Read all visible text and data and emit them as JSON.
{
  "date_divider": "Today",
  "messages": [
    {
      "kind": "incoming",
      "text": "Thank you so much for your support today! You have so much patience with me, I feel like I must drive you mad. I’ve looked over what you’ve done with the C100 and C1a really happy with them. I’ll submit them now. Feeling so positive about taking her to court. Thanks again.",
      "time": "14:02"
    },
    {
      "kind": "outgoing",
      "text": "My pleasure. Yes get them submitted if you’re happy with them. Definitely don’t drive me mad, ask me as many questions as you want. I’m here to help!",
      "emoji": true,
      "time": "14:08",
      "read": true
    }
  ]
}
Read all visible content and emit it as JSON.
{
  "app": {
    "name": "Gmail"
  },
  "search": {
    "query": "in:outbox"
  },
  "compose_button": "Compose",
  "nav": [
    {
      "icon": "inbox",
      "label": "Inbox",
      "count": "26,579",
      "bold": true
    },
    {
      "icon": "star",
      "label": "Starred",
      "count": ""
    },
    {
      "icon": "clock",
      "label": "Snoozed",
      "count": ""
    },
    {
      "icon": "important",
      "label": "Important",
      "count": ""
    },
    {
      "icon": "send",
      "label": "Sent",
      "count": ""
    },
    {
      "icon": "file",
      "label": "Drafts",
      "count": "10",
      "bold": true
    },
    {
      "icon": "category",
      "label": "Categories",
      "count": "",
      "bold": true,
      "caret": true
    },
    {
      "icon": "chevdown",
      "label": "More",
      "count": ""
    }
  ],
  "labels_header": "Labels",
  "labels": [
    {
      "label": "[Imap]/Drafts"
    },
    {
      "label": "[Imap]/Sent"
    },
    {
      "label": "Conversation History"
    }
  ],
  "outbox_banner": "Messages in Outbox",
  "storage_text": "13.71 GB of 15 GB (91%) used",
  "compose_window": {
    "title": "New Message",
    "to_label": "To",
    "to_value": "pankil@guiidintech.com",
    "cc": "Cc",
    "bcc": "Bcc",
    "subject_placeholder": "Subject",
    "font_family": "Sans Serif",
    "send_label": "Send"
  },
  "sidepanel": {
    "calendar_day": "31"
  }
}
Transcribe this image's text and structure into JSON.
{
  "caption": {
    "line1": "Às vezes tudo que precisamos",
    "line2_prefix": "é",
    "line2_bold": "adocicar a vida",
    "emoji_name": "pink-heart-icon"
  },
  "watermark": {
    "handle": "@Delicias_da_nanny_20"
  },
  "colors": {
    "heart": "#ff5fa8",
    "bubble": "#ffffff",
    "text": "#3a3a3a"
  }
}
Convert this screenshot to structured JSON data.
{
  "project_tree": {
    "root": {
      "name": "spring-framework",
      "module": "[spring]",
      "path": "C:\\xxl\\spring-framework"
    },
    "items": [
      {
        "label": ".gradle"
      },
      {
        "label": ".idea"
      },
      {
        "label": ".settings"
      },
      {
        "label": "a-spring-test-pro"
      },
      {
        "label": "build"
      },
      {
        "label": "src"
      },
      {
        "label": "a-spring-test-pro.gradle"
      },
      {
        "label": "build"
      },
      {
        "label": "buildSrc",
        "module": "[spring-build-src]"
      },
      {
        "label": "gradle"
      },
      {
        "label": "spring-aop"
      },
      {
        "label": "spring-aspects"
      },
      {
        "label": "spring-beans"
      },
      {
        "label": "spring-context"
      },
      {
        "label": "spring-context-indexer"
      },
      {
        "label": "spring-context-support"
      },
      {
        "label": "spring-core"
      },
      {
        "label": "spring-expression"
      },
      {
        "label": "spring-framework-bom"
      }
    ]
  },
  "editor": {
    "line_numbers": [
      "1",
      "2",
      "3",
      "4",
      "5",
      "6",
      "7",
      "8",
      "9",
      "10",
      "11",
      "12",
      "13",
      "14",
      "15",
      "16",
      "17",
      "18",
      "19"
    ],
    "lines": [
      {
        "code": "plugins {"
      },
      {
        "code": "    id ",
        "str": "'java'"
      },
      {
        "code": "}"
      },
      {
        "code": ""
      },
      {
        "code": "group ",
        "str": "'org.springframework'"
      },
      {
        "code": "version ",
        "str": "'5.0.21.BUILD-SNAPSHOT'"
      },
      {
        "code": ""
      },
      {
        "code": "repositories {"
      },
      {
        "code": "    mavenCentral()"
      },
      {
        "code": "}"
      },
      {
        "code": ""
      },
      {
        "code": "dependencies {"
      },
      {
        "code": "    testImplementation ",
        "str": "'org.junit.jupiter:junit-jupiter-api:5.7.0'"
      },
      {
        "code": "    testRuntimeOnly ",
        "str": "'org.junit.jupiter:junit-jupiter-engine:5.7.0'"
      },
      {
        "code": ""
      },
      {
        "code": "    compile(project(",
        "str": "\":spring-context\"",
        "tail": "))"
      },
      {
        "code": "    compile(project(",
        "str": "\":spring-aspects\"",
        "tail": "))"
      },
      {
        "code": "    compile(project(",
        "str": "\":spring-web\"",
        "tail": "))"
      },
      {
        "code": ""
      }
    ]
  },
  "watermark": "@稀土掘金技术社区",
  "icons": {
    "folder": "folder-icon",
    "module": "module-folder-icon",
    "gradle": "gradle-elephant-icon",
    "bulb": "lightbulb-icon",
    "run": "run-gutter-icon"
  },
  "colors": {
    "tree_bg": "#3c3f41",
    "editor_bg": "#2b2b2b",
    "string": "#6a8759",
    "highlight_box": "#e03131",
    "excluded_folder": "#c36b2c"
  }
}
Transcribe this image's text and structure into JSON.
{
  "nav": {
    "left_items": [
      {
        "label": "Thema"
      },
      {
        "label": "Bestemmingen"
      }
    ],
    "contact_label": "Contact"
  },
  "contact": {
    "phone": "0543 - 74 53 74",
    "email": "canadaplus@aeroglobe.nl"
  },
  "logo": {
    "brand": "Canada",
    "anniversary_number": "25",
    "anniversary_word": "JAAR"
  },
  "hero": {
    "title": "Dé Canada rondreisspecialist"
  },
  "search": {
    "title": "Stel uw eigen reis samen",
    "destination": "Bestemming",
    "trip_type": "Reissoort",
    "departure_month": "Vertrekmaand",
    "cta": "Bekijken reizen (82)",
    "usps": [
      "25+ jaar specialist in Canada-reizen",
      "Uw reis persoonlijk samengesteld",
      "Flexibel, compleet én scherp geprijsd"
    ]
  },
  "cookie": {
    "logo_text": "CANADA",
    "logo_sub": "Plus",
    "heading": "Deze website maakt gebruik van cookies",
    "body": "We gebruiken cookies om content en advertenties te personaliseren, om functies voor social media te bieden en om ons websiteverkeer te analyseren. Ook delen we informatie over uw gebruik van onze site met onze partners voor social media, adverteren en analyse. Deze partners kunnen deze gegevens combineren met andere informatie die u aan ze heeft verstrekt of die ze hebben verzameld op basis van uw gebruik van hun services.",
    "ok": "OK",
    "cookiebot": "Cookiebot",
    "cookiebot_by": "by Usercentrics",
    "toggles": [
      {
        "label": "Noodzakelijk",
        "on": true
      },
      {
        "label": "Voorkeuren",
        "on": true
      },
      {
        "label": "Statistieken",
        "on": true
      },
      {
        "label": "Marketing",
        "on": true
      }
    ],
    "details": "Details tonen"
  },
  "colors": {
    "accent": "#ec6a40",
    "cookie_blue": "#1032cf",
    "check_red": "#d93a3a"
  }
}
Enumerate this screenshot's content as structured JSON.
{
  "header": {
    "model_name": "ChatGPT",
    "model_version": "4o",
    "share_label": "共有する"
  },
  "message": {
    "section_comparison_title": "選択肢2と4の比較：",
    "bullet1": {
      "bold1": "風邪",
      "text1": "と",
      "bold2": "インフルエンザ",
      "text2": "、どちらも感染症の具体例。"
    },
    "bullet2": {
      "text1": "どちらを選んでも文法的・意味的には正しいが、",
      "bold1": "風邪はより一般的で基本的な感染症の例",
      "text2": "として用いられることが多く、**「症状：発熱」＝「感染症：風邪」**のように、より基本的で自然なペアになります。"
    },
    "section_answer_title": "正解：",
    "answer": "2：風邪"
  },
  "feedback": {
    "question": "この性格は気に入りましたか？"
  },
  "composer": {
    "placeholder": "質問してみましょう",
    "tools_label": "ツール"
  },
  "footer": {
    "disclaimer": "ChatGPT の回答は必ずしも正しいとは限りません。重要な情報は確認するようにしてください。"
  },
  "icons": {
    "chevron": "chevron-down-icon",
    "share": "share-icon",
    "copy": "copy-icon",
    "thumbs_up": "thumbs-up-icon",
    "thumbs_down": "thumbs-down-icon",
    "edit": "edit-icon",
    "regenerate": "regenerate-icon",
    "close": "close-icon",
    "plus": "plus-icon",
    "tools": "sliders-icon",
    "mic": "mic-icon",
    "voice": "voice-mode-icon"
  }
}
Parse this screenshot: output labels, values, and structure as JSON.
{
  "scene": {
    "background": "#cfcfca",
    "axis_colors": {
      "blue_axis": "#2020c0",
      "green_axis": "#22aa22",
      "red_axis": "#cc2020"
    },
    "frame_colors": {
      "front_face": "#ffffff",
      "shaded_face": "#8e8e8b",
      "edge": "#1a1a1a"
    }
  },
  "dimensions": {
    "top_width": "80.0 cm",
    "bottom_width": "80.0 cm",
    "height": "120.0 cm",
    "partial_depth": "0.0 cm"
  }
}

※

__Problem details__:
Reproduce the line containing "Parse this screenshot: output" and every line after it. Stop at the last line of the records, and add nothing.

__Response below__:
Parse this screenshot: output labels, values, and structure as JSON.
{
  "scene": {
    "background": "#cfcfca",
    "axis_colors": {
      "blue_axis": "#2020c0",
      "green_axis": "#22aa22",
      "red_axis": "#cc2020"
    },
    "frame_colors": {
      "front_face": "#ffffff",
      "shaded_face": "#8e8e8b",
      "edge": "#1a1a1a"
    }
  },
  "dimensions": {
    "top_width": "80.0 cm",
    "bottom_width": "80.0 cm",
    "height": "120.0 cm",
    "partial_depth": "0.0 cm"
  }
}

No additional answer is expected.